Categories
marriage

Why re-weddings are good


This weekend a couple in our church who’ve been married forty-one years renewed their marriage vows. The reason was two-fold: forty-one years ago they were married in court and on top of that they were both not Christians. Today she has been converted for many years and has prayed faithfully for her husband. A few months ago he too entered Jesus’ Kingdom.

So they renewed their vows in front of the church and we were all very encouraged. In fact, I think this was the first wedding ceremony that I’ve officiated that I can say that the couple knew exactly what they were doing! The wedding couple have a disabled son and have been through their fair share of hard times. For them to promise to love and care for each other “in prosperity and distress” and “in sickness and in health” was especially meaningful.

We were reminded that the Bible says that marriage is a present, a promise and a picture.

A present: Marriage is a present from God for our joy and good. Marriage is not a human idea created by a theological symposium or brainstorming workshop. Therefore we cannot change or alter it, but must respect and treasure it.

A promise: In our version of the marriage ceremony the couples say “I will”, not “I do” because they are making promises for the future, not simply stating what may be true at the preset.

A picture: Ultimately marriage is a picture of Jesus relationship with his people. Jesus is the best bridegroom who sacrifices all for his bride, the church. The reunion in the future in the new heavens and new earth between Jesus and his people is often referred to as a wedding banquet in the bible.

Eat, drink, and be a missionary


The two typical ways that Christians relate to society is either assimilation or refection.

Assimilation: We blend into our culture so much that no-one can tell that we are Christians! We do not take sin or the bible seriously. Young people having sex, living together and then getting married is the norm and there is no substantial difference between the ruthless, ambitious, workaholic Christian businessman and his non-Christian counterpart. Assimilation is easy, any wimp can do it.

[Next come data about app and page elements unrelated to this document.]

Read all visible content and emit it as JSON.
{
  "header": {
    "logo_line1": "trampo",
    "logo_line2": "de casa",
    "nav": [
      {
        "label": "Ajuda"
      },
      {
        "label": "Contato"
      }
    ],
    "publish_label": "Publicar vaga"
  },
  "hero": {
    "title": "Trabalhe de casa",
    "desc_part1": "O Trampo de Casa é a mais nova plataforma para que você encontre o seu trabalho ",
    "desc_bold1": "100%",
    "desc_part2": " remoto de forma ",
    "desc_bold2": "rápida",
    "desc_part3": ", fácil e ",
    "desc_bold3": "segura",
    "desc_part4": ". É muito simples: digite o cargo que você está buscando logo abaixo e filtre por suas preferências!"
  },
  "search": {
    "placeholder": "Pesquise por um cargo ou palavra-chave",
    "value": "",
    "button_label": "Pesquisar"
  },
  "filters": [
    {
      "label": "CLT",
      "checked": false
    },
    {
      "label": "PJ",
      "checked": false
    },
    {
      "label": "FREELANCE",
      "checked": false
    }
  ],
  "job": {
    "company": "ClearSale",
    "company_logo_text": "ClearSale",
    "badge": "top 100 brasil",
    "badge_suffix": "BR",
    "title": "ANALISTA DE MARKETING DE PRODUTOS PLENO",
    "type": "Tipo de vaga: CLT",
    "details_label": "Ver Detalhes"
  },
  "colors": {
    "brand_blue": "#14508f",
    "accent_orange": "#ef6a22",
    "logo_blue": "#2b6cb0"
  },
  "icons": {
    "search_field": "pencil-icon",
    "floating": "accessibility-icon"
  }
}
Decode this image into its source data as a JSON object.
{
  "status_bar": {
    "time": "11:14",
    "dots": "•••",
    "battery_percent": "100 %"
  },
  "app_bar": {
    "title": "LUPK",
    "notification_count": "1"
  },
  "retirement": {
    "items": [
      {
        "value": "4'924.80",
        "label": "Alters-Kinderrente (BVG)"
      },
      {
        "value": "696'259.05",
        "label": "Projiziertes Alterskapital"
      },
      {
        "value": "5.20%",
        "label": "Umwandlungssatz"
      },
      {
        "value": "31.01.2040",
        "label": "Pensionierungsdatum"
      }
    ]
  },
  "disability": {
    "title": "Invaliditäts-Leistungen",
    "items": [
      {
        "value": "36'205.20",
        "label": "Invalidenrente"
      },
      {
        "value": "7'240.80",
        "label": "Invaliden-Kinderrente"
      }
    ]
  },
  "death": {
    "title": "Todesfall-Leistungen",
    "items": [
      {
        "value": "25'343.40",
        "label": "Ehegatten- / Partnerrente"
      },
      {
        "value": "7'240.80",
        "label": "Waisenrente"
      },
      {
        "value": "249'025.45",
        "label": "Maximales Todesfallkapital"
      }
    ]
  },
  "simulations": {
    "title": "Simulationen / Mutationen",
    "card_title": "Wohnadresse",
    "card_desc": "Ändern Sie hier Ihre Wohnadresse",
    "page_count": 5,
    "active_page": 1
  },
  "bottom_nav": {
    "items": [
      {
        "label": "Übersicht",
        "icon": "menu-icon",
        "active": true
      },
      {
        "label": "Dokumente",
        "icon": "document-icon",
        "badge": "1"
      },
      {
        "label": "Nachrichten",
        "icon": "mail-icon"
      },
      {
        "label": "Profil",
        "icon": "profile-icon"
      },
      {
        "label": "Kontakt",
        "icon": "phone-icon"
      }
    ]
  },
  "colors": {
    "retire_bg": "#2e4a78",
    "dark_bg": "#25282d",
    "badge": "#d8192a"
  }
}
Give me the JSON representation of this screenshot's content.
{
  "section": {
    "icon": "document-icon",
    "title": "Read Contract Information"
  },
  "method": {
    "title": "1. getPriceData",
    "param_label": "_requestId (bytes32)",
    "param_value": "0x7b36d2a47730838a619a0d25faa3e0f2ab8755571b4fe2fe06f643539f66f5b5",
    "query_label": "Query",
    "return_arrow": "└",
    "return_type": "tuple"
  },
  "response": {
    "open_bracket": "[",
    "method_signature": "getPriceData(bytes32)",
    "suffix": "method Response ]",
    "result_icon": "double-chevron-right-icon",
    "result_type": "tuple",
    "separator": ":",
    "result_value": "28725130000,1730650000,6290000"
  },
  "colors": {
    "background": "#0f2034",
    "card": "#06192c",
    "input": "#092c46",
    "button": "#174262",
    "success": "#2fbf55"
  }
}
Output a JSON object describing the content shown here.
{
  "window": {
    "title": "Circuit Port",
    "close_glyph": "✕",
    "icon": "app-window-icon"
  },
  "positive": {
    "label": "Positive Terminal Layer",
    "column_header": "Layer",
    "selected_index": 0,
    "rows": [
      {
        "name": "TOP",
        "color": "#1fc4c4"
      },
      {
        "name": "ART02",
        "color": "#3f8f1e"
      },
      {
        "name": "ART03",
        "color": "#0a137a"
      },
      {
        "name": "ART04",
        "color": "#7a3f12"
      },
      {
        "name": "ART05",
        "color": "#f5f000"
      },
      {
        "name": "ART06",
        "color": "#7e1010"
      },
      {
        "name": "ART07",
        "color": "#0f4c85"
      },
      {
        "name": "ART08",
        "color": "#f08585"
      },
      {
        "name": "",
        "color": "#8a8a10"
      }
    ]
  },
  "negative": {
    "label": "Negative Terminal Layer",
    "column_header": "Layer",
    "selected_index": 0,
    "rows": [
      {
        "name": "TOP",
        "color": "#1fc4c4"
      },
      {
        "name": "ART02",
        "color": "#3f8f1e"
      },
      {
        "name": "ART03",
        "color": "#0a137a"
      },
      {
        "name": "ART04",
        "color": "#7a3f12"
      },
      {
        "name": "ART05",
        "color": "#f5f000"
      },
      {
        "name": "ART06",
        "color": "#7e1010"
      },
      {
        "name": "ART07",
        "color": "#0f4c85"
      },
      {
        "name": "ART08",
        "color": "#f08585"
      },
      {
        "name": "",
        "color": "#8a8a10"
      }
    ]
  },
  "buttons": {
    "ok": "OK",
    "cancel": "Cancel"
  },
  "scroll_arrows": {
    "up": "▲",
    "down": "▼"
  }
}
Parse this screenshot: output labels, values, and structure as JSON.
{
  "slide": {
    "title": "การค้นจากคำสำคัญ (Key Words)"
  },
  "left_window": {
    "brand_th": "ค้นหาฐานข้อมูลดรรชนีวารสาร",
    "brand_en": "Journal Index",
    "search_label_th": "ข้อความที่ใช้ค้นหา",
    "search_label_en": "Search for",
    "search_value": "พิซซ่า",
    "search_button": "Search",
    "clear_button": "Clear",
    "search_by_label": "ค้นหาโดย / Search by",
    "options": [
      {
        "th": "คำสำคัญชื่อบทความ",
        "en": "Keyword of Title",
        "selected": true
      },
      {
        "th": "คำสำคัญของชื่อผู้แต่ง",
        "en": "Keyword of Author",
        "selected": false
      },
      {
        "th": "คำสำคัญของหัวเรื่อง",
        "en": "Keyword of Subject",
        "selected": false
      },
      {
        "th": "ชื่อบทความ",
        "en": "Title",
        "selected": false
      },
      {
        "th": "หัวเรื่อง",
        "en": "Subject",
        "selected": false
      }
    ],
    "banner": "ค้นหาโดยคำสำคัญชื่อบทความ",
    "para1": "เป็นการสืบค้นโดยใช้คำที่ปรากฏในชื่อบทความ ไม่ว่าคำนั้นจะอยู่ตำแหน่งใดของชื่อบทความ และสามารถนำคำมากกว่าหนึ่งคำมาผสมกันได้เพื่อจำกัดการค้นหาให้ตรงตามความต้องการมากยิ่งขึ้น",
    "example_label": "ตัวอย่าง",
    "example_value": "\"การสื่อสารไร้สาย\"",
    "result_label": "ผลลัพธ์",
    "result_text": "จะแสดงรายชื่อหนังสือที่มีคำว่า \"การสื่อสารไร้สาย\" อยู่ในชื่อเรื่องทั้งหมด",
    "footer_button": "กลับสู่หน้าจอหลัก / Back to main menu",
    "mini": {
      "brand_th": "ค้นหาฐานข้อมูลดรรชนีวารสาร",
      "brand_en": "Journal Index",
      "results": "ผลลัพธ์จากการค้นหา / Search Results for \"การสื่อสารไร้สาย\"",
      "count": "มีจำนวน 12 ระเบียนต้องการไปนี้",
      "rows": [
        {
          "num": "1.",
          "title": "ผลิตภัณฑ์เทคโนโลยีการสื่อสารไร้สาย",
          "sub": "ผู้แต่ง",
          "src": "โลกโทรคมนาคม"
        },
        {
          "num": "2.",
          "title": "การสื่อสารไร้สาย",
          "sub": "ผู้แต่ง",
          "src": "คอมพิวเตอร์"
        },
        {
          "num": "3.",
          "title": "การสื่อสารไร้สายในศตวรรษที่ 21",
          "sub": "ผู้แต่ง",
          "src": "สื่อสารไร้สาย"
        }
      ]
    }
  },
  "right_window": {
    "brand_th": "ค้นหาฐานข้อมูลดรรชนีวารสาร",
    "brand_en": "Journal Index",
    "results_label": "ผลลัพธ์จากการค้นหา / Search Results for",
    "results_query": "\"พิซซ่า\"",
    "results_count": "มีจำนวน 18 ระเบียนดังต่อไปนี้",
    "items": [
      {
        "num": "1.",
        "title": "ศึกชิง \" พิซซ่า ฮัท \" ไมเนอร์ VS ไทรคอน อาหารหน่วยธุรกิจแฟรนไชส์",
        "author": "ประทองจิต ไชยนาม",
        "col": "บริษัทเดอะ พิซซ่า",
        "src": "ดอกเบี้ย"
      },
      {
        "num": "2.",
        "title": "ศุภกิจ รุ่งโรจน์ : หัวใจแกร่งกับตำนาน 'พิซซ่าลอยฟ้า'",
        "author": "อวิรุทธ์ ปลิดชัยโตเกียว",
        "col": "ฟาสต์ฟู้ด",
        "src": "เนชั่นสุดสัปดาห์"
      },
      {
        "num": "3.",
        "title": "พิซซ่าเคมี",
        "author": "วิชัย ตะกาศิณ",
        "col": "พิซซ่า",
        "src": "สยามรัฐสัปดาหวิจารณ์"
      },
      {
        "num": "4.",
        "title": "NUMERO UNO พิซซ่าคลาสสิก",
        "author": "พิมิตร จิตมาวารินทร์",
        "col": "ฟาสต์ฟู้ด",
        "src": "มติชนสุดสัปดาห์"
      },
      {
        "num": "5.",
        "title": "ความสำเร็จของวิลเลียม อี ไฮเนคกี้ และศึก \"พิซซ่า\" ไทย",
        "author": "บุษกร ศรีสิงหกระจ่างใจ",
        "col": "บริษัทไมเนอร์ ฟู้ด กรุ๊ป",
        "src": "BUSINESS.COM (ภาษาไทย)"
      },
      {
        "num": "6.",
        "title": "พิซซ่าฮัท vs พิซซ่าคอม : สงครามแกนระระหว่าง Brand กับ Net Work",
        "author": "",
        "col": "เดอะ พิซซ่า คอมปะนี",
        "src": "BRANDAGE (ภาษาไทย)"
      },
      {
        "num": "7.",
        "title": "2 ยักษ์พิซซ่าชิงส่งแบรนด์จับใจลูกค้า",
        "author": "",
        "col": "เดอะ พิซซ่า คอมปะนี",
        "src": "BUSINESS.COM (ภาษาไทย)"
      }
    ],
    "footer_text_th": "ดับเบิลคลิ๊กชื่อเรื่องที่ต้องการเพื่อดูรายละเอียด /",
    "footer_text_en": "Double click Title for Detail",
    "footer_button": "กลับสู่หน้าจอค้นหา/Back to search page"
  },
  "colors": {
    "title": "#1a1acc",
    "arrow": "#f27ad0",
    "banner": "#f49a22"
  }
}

Rejection: We withdraw from non-Christian society and culture with the excuse that we are seeking to be holy. We spend our time fellowship with Christians and Christian braai’s and neglect our non-Christian friends and colleagues. Church becomes a force field against an evil, “what is the world coming to” society. We constantly pray for Jesus to come and rescue us, while smiting the rest of humanity. Rejection too is easy.

God’s way of relating to society is more difficult. God commands us to engage with society (no rejection!), while being the distinctive people of God he has called us to be (no assimilation!). Or like Jesus prayed, we are to be in the world not of the world. Peter wrote, “live such good lives among the pagans that, though they accuse you of doing wrong, they may see your good deeds and glorify God on the day he visits us.”

Jeremiah too had this perspective in Jeremiah 29:1-14. He told God’s people in exile in a pagan society to build houses, to get married and take out car insurance. He told them to engage their society, without selling out.

We are all called to this: Engaging our society for Jesus, while being the distinctive people of God. This is why Peter called the Christians he was writing to “exiles/ aliens” (1 Peter 2:11). God has called you to a mission for Jesus. God wants you to connect with your society for Jesus.